Data for review below:

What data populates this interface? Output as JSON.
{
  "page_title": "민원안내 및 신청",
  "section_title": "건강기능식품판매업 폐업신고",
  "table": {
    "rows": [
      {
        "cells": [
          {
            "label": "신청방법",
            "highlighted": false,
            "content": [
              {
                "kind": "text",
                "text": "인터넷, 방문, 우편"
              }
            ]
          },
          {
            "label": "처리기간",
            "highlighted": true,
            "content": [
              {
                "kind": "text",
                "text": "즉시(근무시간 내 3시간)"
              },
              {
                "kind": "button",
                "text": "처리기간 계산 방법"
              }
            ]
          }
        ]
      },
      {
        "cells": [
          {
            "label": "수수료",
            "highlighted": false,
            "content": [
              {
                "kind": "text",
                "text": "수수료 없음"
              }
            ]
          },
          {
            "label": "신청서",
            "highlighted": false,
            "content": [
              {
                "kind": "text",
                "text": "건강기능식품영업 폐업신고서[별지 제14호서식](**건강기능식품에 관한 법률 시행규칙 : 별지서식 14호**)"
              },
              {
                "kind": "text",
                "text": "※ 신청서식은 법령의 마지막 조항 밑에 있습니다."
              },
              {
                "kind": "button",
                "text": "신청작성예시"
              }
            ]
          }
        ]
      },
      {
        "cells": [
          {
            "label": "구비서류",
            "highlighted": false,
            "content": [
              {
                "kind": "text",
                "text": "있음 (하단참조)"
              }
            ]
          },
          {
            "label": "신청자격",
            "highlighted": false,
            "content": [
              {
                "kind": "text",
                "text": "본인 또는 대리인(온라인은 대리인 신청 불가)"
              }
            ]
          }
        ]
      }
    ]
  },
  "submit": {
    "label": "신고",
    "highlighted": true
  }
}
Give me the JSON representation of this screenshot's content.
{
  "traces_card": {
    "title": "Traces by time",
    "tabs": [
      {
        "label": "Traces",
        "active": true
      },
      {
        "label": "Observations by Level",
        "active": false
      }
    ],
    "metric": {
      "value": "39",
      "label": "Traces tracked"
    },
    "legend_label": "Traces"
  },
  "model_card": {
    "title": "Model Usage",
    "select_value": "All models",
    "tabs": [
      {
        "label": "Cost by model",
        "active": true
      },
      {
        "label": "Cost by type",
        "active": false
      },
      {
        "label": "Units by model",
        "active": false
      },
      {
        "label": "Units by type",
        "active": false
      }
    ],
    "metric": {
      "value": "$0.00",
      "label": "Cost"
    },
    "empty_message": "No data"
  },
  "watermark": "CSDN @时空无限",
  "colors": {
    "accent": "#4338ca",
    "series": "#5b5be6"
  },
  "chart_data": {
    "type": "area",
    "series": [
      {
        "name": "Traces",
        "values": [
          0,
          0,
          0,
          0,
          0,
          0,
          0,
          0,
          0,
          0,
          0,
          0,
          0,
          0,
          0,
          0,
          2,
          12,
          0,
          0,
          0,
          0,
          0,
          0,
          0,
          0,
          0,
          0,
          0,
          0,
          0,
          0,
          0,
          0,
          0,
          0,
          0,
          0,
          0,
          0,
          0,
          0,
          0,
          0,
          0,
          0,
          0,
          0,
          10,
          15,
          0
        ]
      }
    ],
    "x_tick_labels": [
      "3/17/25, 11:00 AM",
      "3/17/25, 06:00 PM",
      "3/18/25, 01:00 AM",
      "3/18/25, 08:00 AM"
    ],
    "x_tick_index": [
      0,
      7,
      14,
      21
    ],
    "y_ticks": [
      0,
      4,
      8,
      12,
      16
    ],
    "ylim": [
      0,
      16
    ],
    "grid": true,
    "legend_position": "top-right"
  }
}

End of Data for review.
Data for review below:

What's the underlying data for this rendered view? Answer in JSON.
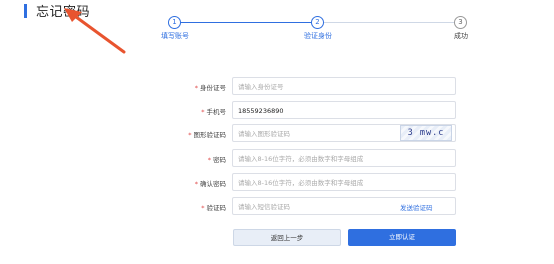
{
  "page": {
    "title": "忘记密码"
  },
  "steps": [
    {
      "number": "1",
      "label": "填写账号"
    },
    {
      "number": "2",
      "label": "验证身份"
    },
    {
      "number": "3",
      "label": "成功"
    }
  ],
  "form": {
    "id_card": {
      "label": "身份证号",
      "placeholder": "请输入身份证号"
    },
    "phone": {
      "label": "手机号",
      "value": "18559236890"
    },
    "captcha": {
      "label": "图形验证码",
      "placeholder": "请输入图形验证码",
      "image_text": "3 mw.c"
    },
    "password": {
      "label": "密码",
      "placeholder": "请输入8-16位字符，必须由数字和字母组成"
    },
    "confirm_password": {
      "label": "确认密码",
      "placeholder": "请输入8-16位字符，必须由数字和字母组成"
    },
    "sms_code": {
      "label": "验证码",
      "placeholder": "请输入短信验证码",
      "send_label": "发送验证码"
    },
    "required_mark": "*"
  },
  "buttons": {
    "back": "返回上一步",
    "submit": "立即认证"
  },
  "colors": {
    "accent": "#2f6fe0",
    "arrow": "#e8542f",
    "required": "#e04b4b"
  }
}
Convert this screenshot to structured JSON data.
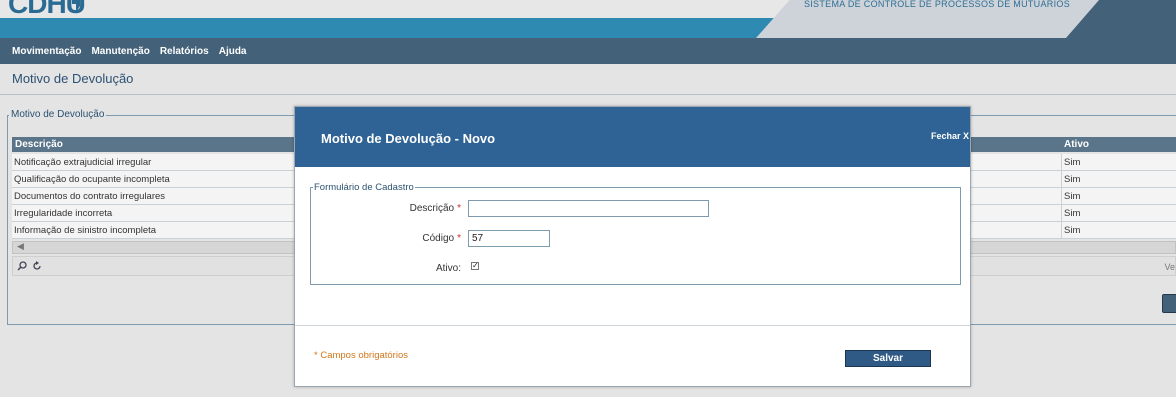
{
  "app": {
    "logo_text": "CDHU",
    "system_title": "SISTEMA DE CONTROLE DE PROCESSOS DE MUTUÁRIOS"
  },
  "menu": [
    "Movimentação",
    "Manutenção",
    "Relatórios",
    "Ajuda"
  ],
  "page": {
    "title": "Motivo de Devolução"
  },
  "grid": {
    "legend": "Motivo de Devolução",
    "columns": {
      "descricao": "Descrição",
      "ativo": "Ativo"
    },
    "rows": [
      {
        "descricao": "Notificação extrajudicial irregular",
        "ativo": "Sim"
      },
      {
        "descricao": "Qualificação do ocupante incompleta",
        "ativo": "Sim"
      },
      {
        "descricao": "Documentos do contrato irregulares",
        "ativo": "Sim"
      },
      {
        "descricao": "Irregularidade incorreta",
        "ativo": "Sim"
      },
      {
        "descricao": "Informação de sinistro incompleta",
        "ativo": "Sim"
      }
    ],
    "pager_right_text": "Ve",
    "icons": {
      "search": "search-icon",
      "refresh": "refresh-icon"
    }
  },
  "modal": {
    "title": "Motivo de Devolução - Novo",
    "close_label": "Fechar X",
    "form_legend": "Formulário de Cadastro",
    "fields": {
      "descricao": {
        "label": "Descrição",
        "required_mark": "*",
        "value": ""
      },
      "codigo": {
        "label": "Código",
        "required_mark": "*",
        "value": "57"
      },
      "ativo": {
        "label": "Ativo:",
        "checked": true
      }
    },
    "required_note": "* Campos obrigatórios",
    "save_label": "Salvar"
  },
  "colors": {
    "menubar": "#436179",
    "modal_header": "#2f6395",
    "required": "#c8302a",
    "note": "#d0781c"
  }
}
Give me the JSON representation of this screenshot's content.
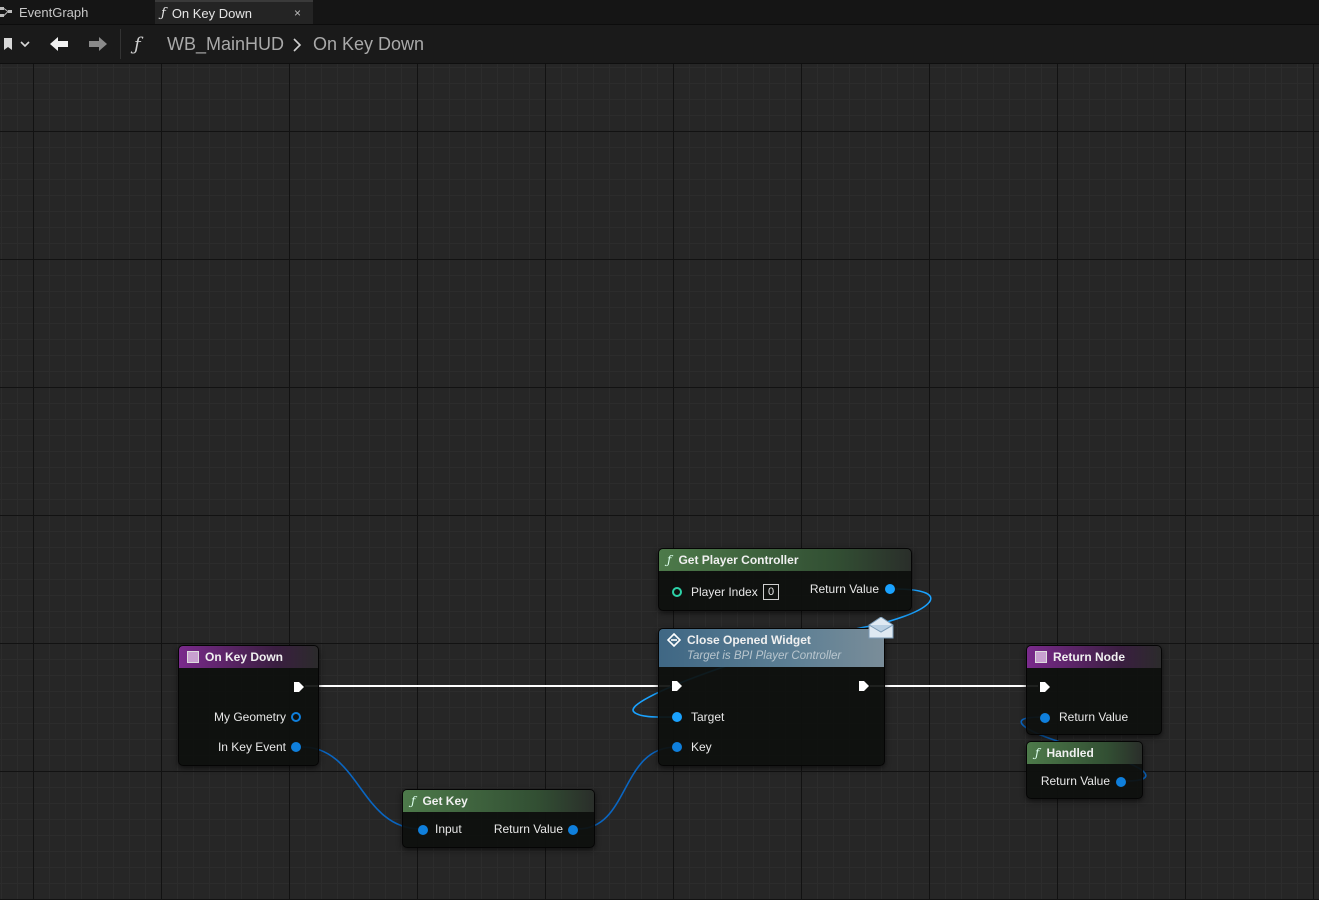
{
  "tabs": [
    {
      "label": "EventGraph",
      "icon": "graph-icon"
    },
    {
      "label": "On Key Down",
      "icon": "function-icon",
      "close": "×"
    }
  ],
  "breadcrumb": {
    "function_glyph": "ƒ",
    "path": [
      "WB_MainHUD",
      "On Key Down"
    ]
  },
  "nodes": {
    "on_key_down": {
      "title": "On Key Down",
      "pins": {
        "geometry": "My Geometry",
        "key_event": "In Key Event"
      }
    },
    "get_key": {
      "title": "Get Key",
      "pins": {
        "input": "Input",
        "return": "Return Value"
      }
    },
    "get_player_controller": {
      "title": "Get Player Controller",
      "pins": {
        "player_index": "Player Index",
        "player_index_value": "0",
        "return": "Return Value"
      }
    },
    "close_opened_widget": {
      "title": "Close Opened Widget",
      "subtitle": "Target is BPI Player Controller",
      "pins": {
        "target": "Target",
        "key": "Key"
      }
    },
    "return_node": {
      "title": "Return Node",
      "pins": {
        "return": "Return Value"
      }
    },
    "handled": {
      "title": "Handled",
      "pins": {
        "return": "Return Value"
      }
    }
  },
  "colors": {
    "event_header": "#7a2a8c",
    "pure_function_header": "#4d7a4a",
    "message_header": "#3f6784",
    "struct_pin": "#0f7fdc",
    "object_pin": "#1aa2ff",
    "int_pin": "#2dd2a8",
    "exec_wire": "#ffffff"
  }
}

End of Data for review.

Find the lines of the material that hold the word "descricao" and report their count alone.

Answer for the task >>
7